The Prime Minister of the internationally-recognized House of Representatives(HoR) government, Abdullah al-Thinni, was prevented by security officials from departing on a flight to Malta for a meeting.

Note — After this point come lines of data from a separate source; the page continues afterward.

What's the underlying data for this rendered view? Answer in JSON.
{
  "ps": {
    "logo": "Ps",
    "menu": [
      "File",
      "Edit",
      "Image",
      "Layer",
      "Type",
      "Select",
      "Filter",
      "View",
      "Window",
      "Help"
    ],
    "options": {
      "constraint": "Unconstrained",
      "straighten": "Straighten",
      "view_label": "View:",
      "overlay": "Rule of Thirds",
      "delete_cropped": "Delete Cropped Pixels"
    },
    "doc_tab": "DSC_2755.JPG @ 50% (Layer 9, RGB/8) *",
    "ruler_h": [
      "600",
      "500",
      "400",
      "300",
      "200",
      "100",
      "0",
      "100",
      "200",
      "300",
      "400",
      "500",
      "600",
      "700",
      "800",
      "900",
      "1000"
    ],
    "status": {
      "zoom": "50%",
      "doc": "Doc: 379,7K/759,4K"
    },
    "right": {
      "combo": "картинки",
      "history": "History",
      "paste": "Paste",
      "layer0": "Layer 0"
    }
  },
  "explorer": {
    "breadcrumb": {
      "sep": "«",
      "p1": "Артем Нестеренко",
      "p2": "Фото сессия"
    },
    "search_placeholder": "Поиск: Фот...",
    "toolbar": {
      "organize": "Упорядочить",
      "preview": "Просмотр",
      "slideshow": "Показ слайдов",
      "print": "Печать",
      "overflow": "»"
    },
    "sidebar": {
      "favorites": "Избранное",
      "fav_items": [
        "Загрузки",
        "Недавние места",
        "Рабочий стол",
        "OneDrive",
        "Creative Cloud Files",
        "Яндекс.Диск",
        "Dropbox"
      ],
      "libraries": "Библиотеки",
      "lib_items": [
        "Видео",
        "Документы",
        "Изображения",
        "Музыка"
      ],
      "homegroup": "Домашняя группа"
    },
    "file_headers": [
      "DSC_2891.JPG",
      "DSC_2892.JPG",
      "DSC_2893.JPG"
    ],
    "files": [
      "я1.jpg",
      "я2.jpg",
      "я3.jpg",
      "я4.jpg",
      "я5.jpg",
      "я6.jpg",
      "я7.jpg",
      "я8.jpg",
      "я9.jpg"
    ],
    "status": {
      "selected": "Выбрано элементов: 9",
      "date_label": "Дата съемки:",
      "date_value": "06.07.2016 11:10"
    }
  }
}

The pro-HoR Libya Herald caims sources at the Labraq international airport near Bayda told them that the security personnel were acting on orders from top military figures. The Herald sees this as a reference to General Khalifa Haftar, commander of the Libyan National Army — the military forces of the HoR, al-Thinni's own government. An official in Malta confirmed al-Thinni was to fly there for a meeting. The Herald notes al-Thinni had previously been prevented from boarding a plane. In July last year he was prevented from flying out of Mitiga airport but this is in the area controlled by the rival Tripoli-based GNC government. The militia there are hostile to al-Thinni and his government. This is hardly comparable since in this case he is being prevented from flying by his own security forces.The pro-GNC publication Libya Observer gives more details. The Observer refers to the security personnel as "gunmen" connected to Khalifa Haftar militias and claims there were reports of gunfire between Al-Thinni's guards and the militia members. After the clash, al-Thinni was said to have been transported to a safe place, presumably by his guards. Al-Thinni was scheduled to attend an oil conference in Malta. The HoR government has set up its own rival National Oil Company(NOC) in the east and is trying to lure foreign oil buyers to bypass the neutral NOC located in Tripoli. So far foreign buyers have been wary of bypassing the established NOC. The UN had warned the HoR not to further complicate the situation by setting up its own oil company but the HoR paid no attention.While the reason why al-Thinni was prevented from making the trip is not clear, the Observer speculates that the militia intended to arrest al-Thinni for dismissing the deputy for security affairs Al-Mihdi Allabad, who had maintained good relations with Haftar militias. Theoretically Haftar's "militias" are now just part of the Libyan National Army but Haftar maintains control over them and the units appear loyal to him rather than the HoR government.A Maltese paper also reported on the incident and indicated that Al-Thinni would not be attending a scheduled meeting in Malta. As well as referencing some of the Libya Herald account and its mentioning of General Haftar, the paper also claims a source reported gunfire was heard during a standoff between an "armed group" and airport security officers. The conference was organized by the HoR-created National Oil Corporation.The paper also says sources told it that the dispute between Al-Thinni and Haftar was over the HoR failure to appoint a defence minister. Perhaps Khalifa had someone in mind but al-Thinni did not want to appoint anyone when he is,or rather was, in the process of signing on to a new Government of National Accord(GNA) promoted by the UN. However, the HoR has just recently rejected the latest version of the Libyan Political Agreement(LPA) that incorporates some of the demands of the GNC, and called its negotiators back to Tobruk for consultations.There appears to be a serious breach between the Al-Thinni government and Haftar. Haftar had rejected the earlier LPA that the HoR had accepted. He also refuses to engage in negotiations with the militia of the Tripoli government, Libya Dawn and calls them terrorists. So recalcitrant has he been that he is named by the EU as one of several people to be subject to sanctions for blocking the peace process. Even within the HoR establishment he has had several other disputes including recent conflict with Ibrahim Jathran or Jodran, the commander of the militias that guard the eastern oil ports. A Jathran convoy was attacked on Haftar's command.The situation in eastern Libya appears increasingly unstable with a possible military coup in the offing rather than any signing of the LPA.